"As organizations look to provide perks that will attract and retain key talent, many are coming to realize that offering pet-friendly benefits — whether that means take-your-dog-to-work days, pet insurance or animal-related volunteer excursions — can be an effective tool for improving recruitment, morale and even wellness."6

Tech companies, especially, seem to recognize the merit of opening their doors to employees' dogs, especially for millennials. Etsy, Salesforce and Google are pet-friendly corporations, and job search website Glassdoor7 lists five top reasons it works:

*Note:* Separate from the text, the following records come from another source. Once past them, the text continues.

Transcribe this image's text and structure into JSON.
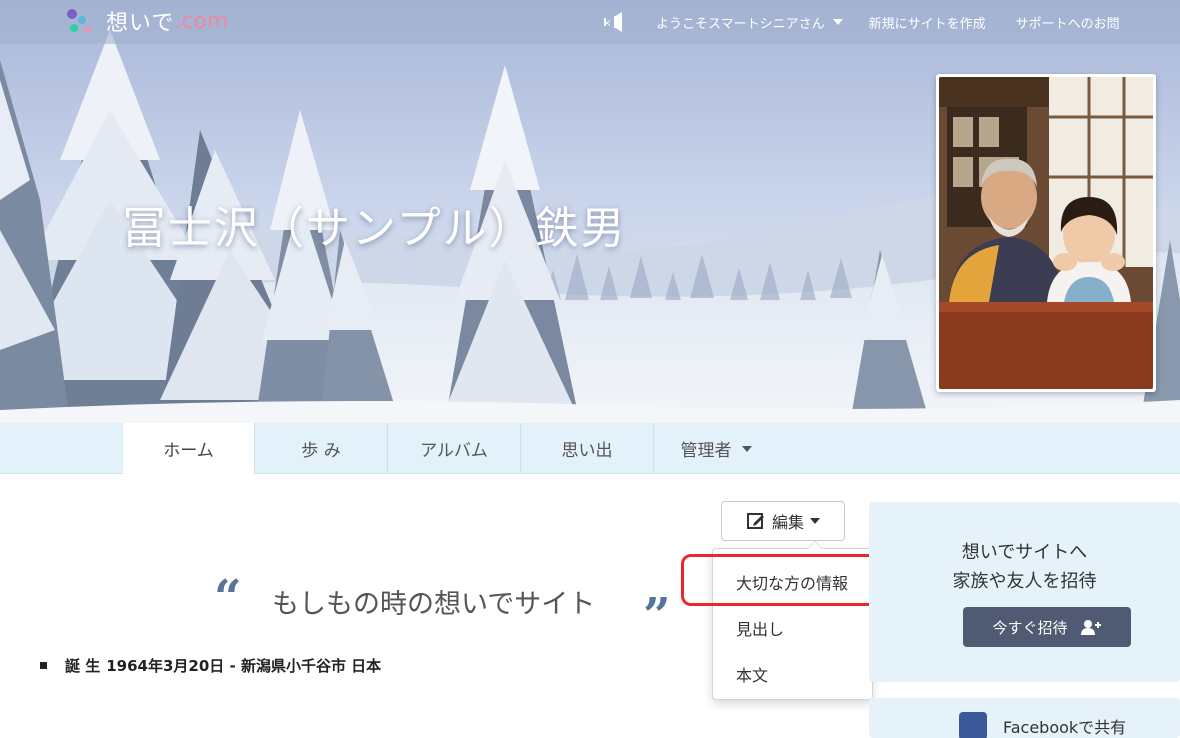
{
  "header": {
    "logo_text": "想いで",
    "logo_suffix": ".com",
    "welcome": "ようこそスマートシニアさん",
    "create_site": "新規にサイトを作成",
    "support": "サポートへのお問"
  },
  "hero": {
    "title": "冨士沢（サンプル）鉄男"
  },
  "tabs": [
    {
      "label": "ホーム"
    },
    {
      "label": "歩 み"
    },
    {
      "label": "アルバム"
    },
    {
      "label": "思い出"
    },
    {
      "label": "管理者"
    }
  ],
  "edit": {
    "label": "編集",
    "menu": [
      "大切な方の情報",
      "見出し",
      "本文"
    ]
  },
  "content": {
    "quote": "もしもの時の想いでサイト",
    "open_quote": "“",
    "close_quote": "”",
    "birth_label": "誕 生",
    "birth_value": "1964年3月20日 - 新潟県小千谷市 日本"
  },
  "sidebar": {
    "invite_line1": "想いでサイトへ",
    "invite_line2": "家族や友人を招待",
    "invite_button": "今すぐ招待",
    "fb_label": "Facebookで共有"
  },
  "colors": {
    "highlight": "#e8282e",
    "tab_bar": "#e2f1fa",
    "invite_button": "#505a72"
  }
}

  • Stress relief. Petting a dog boosts the stress-relieving hormone oxytocin and lowers the production of cortisol, dubbed "the stress hormone."
  • Better balance between life and work. Employees don't feel the need to rush home to let their dog out, and they're more comfortable working later if necessary.
  • Collaboration. What's more fun than meeting your coworkers' pets, and what's more conducive to a positive working relationship when you know so many are also dog lovers?
  • Employee wellness. Taking a break from work for a few minutes throughout the work day helps boost productivity, as employees return relaxed and refreshed.
  • More successful retention and recruiting. More work applicants nowadays are asking about prospective employers' pet policies, and 82 percent of them report a greater feeling of loyalty to pet-friendly companies, Banfield Pet Hospital reports.8

One of the greatest things about the dogs at Amazon and other companies that encourage their employees to bring their beloved pets into the workplace is that they represent and celebrate some of the best things about dog-and-human relationships. As a HuffPost blog notes:

"Loneliness is not only an emotion — it's terrible for the health … Having a dog is a light comedy, and an infinitely rich, deeply serious enterprise. They're at the center of things, as you will see in any dog household. To paraphrase an old commercial: How could something so good be so good for you?"9